→ TASK ITEM:
Please return every record exactly as it appears.
━━ DATA FOR THIS EXERCISE ━━
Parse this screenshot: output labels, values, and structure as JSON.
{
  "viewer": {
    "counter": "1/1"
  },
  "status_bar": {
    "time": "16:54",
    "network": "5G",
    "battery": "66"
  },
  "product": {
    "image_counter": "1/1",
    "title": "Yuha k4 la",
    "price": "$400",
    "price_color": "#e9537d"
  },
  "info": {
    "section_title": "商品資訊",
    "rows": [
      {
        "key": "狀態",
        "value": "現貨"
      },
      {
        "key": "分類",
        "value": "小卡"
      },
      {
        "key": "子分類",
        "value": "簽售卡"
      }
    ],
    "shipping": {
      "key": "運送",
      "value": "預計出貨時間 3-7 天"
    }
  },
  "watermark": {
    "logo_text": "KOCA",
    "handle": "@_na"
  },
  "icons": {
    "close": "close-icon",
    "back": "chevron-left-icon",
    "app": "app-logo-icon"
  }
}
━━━
→ EXERCISE RESPONSE:
Parse this screenshot: output labels, values, and structure as JSON.
{
  "viewer": {
    "counter": "1/1"
  },
  "status_bar": {
    "time": "16:54",
    "network": "5G",
    "battery": "66"
  },
  "product": {
    "image_counter": "1/1",
    "title": "Yuha k4 la",
    "price": "$400",
    "price_color": "#e9537d"
  },
  "info": {
    "section_title": "商品資訊",
    "rows": [
      {
        "key": "狀態",
        "value": "現貨"
      },
      {
        "key": "分類",
        "value": "小卡"
      },
      {
        "key": "子分類",
        "value": "簽售卡"
      }
    ],
    "shipping": {
      "key": "運送",
      "value": "預計出貨時間 3-7 天"
    }
  },
  "watermark": {
    "logo_text": "KOCA",
    "handle": "@_na"
  },
  "icons": {
    "close": "close-icon",
    "back": "chevron-left-icon",
    "app": "app-logo-icon"
  }
}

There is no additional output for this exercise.